The poor prognosis associated with Epstein-Barr Virus-driven lymphoproliferative disease (EBV-LPD) with current therapies makes it essential to identify novel agents capable of delivering direct anti-tumor activity while preserving immune surveillance. The translation inhibitor silvestrol interferes with normal recruitment of mRNA to the eIF4F initiation complex, preventing the rapid synthesis of pro-survival and pro-growth proteins. We previously showed silvestrol demonstrates direct anti-tumor activity against multiple hematologic malignances including EBV-LPD. Here we describe the indirect anti-tumor effects of silvestrol as well as effects on normal innate and adaptive immune cells using in vitro and in vivo EBV lymphomagenesis models. Lymphoblastoid cell lines (LCL) were derived from tumors of SCID mice engrafted with PBMC from EBV-positive donors. Pharmacokinetic work in mice indicated that a 10 nM plasma concentration of silvestrol is attainable in vivo, thus, 10 nM and lower doses that were found to be minimally cytotoxic in direct anti-tumor assays were used. To examine the immune modulatory activity of silvestrol in EBV-LPD, in vitro co-cultures were created by mixing LCL 1:1 with autologous PBMC for 10 days with 0, 2, 5 or 10 nM silvestrol. Left untreated, the LCLs proliferated. However, a single addition of silvestrol produced a dose-dependent ablation of viable EBV-LCL and expansion of CD8+ cytotoxic T lymphocyte (CTL) and CD56+ NK cell populations.

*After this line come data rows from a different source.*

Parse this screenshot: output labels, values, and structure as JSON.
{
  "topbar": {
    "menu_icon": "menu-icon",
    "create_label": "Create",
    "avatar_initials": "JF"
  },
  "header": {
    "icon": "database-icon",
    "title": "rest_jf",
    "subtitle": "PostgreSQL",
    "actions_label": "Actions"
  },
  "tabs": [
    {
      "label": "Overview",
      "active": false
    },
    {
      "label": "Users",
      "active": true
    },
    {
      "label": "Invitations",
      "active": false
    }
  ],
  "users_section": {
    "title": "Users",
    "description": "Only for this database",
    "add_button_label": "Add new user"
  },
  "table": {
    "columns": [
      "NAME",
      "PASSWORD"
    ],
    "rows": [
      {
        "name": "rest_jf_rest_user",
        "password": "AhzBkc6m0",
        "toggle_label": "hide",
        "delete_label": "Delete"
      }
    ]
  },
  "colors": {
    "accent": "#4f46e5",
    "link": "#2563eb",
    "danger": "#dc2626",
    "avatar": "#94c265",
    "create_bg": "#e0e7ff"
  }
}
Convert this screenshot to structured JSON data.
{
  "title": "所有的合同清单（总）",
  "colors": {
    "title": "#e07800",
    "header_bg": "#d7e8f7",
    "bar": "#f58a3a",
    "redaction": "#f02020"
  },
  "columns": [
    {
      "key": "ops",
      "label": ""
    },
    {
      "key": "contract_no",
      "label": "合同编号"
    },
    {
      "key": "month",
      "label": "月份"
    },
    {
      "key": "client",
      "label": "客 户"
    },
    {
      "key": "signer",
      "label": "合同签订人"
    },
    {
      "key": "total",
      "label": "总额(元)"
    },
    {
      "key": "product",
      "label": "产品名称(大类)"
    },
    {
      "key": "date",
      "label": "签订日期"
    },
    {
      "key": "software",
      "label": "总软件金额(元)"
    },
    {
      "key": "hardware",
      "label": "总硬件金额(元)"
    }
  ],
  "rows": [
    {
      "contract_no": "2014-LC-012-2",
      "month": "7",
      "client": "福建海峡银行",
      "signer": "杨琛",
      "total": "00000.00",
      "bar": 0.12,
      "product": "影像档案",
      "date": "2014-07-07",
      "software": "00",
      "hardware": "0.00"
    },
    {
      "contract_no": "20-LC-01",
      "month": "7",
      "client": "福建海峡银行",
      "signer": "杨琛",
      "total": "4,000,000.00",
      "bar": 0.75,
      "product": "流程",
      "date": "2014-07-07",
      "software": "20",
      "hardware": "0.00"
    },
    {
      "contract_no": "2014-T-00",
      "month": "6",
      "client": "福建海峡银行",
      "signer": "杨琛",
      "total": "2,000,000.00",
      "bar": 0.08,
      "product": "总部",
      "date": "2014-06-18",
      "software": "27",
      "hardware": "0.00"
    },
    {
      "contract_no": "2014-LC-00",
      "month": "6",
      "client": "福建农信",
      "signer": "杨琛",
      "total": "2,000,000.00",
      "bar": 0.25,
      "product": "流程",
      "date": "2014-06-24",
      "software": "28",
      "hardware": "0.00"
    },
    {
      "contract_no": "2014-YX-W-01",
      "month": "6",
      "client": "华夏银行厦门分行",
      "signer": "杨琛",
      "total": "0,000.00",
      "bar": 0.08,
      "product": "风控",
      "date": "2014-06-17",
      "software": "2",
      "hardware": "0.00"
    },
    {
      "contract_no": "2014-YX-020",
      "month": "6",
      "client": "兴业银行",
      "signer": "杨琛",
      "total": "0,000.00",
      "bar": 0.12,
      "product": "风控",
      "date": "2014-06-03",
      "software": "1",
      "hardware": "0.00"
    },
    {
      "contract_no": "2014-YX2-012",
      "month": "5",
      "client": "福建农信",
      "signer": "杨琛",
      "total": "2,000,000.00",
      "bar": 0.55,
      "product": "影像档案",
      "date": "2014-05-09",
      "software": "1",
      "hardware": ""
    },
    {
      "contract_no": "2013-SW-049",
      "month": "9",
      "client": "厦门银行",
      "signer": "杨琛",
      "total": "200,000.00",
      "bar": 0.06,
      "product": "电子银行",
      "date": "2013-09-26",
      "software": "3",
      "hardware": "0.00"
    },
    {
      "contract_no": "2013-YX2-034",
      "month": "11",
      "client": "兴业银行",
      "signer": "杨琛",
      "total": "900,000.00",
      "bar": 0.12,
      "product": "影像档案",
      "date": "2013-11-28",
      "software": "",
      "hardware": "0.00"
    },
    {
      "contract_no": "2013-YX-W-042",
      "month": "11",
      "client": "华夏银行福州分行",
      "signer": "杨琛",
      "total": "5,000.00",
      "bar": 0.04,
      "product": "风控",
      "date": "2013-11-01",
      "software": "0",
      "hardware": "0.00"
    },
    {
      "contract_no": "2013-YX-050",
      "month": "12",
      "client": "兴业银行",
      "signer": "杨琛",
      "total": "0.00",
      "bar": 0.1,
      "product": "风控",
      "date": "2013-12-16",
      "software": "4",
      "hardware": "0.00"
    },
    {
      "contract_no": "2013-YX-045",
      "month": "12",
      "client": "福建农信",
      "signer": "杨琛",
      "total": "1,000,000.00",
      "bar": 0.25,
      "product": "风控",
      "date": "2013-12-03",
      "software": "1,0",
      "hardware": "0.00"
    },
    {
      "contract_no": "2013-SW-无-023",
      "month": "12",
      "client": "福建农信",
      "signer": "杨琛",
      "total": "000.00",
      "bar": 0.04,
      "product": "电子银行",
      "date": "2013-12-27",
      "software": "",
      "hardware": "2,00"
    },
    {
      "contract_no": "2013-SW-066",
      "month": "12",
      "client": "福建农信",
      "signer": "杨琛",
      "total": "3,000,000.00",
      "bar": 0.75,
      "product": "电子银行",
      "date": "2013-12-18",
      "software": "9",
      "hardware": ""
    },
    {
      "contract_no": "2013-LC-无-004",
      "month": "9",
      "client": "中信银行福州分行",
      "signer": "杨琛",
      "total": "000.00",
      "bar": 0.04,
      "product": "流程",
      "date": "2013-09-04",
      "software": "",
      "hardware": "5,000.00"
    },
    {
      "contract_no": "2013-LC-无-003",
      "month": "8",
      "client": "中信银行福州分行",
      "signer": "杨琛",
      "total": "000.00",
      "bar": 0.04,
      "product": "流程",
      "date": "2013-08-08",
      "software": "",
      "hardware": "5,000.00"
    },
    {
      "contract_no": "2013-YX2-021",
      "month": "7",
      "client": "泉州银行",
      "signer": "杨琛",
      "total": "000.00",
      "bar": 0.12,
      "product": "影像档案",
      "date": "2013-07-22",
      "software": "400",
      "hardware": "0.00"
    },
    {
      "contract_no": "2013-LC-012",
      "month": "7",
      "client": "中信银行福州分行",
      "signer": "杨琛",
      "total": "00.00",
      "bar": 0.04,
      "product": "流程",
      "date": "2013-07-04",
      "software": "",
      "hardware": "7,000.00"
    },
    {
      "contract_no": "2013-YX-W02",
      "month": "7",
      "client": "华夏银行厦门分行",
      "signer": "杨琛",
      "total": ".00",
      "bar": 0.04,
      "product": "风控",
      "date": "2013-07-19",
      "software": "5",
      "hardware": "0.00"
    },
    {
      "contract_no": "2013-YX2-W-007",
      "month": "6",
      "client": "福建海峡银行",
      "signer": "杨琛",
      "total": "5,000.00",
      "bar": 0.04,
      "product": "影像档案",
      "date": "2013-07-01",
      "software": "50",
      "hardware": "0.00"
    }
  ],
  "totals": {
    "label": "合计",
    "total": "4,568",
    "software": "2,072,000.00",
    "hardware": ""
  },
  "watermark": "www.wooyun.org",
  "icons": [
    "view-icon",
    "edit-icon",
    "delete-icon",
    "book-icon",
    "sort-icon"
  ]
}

At days 3 and 5, LCL showed nearly a 50% reduction in proliferation in silvestrol-treated co-cultures, while both adaptive (CD8+) and innate (CD56+) effectors showed increased proliferation. Furthermore, LCL showed a loss of phosphorylated Rb and Akt with silvestrol treatment, while normal effectors showed no loss or slight gain in phosphorylated Rb and Akt. Silvestrol-treated effectors did not show a significant decrease in their ability to kill targets compared to untreated effectors (p=0.287). However, LCL target cells pre-treated with silvestrol for 18 hr were more efficiently killed compared to untreated targets (p<0.0001). These data indicate that silvestrol, even at minimally cytotoxic concentrations, significantly increases the sensitivity of tumor cells to effector cell-mediated killing. NK cell-mediated ADCC was similar between effectors expanded in the presence vs. the absence of silvestrol (p=0.838). Furthermore, tetramer assays showed no significant effect of silvestrol on CTLs in detecting MHC class I bound EBV antigen. Silvestrol did not significantly affect the surface levels of several immune synapse and activation molecules on CTLs including CD8, CD27, CD28 and LFA-1. However, the inhibitory molecule CTLA-4 was significantly lowered. The cognate T cell activation and adhesion molecules on the surface of LCL (CD70, CD80, CD86 and ICAM-1) were increased while MHC class I was not affected. We next examined the efficacy of silvestrol in vivo. Mock-depleted or CD8-depleted PBMC were engrafted into SCID mice depleted of murine NK cells. Treatment with 1.5 mg/kg silvestrol or vehicle every 48 hr began 2 weeks after engraftment. At 4 weeks, human cell engraftment levels were measured by human IgG in blood and found to not differ between treatment groups. Silvestrol significantly improved survival in the mock-depleted group, with 4/4 surviving with silvestrol treatment vs. 0/3 surviving with vehicle treatment (p=0.029). However, when CD8+ T-cells were depleted, silvestrol was unable to prolong survival (0/4 surviving in silvestrol-treated CD8-depleted group; p=0.029) or reduce tumor burden as measured by spleen mass. These data indicate that silvestrol indirectly mediates cytotoxicity through immune mechanisms, and that CTL are essential in the clearance of tumor. The preservation of immune effectors following silvestrol treatment confers a strong anti-tumor effect in both in vitro and in vivo models of EBV-driven lymphoma. This highly unusual selectivity suggests that silvestrol may provide an entirely new therapeutic strategy for this histologic subset of aggressive lymphomas.

Disclosures:

No relevant conflicts of interest to declare.